As a final hurrah, UCL’s Thomson and Stougaard-Nielsen) look at cultural mobility, crime fiction and television drama. Just what is fuelling Scandimania, beyond the endless media content? Answer: form, in the narrative sense, but also “the material, technological and institutional forms in which they are instantiated, the forms that are the condition of possibility for their mobility”.
Denmark is currently enjoying culturally and historically significant zones of contact, mobilisers who facilitate cultural exchanges and exploit the tension between individual agency and structural constraint, the balance and tension between local and global, new and familiar, setting and story:
Literature does not travel solo and nor does it travel light; it is carried and accompanied by films, television series, translators, publishers, state subsidies, and all manner of lifestyle goods stamped Brand Denmark…and by interlingual and intermedial translation.
Both HCA and Nordic Noir are framed by internationally recognisable genre conventions plus an elementary simplicity of form and content. Danish film and TV drama policy since the 1980s has also played an important role, but key is the concept of the other local, “a kind of tamed local, an aspirational Nordic otherness which returns as a utopia in the guise of a dystopia”, articulated in the shared experience of live blogs and #some, with lots of handy memes:
a process of imagining Denmark, projecting their fantasies onto the dreary backdrop of crime-ridden CPH and its exotic artefacts…in doing so they are also (re-)imagining their own society, often by identifying what is different and lacking…a peculiarly distilled and nebulous version of wider British utopian imaginings about Scandinavia”
Media convergence fostered by social networking, increased mobility and disposable income, a cycle of conversation, ‘buzz’ and consumption understood as a participatory culture or collective intelligence, has led to a world where the at best workmanlike Dicte: Crime Reporter can be featured in the Gdn’s Watch this column.
See also Jakob Stougaard-Nielsen at the Rethinking Scandinavia conference in June 2017, exploring Nordicness noir: the British construction of a Scandinavian utopia for the 21st century and coining his own neologism, a utopian Nordientalism: “Nordic social realities are here treated as alluring, homogeneous, utopian and exotic tourist destinations” (my bolding). Interesting. He also made points re the British creation of its own Nordic culture, eg (the rather less homogeneous) Fortitude.

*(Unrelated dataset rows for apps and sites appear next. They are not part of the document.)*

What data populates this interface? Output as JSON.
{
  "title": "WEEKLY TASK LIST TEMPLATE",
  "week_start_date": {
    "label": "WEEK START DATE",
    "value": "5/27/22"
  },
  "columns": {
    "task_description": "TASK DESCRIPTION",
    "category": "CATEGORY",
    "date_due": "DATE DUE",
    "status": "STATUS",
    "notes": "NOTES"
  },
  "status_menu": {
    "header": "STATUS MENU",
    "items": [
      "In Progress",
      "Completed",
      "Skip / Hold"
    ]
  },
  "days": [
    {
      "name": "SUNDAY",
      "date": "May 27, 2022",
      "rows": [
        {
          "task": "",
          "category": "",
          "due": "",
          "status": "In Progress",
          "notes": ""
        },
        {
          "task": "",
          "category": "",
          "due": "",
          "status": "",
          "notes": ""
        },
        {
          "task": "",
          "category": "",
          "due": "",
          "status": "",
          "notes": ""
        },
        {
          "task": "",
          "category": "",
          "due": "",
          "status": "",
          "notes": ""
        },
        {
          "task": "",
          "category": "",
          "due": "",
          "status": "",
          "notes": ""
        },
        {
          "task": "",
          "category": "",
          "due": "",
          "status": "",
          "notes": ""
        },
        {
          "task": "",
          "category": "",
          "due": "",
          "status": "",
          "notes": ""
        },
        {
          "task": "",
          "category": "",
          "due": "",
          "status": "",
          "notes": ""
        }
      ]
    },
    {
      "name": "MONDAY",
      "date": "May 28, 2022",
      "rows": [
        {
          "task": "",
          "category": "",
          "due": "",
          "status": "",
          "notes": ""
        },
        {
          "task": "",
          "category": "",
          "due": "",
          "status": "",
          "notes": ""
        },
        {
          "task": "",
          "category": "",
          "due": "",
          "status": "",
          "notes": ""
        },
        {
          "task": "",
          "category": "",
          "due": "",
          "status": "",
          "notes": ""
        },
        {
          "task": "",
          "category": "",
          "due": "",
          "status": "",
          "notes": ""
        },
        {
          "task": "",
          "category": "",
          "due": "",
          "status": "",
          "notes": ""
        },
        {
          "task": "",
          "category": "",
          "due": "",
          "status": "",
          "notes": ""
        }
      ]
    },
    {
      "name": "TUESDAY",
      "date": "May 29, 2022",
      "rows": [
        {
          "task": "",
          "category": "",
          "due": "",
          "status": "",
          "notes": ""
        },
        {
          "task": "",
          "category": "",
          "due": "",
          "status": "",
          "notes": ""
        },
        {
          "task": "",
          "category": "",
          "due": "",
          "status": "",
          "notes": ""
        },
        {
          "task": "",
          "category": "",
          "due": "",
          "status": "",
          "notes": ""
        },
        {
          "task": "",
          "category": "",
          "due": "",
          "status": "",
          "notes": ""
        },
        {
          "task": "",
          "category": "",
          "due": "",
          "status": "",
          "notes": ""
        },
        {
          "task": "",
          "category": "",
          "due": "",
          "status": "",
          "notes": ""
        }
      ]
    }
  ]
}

Note also that in a further stab at renaming Scandimania we have Beyond Borealism.
And finally…the latest issue of Scandinavica has the theme of Peripheral figures: British and Irish receptions of Nordic literature and culture, with an historical survey (full text) and articles on inter alia Nordic literary traditions in Orkney and Shetland, poems by RS Thomas on Kierkegaard and Seamus Heaney on the Danish bog bodies.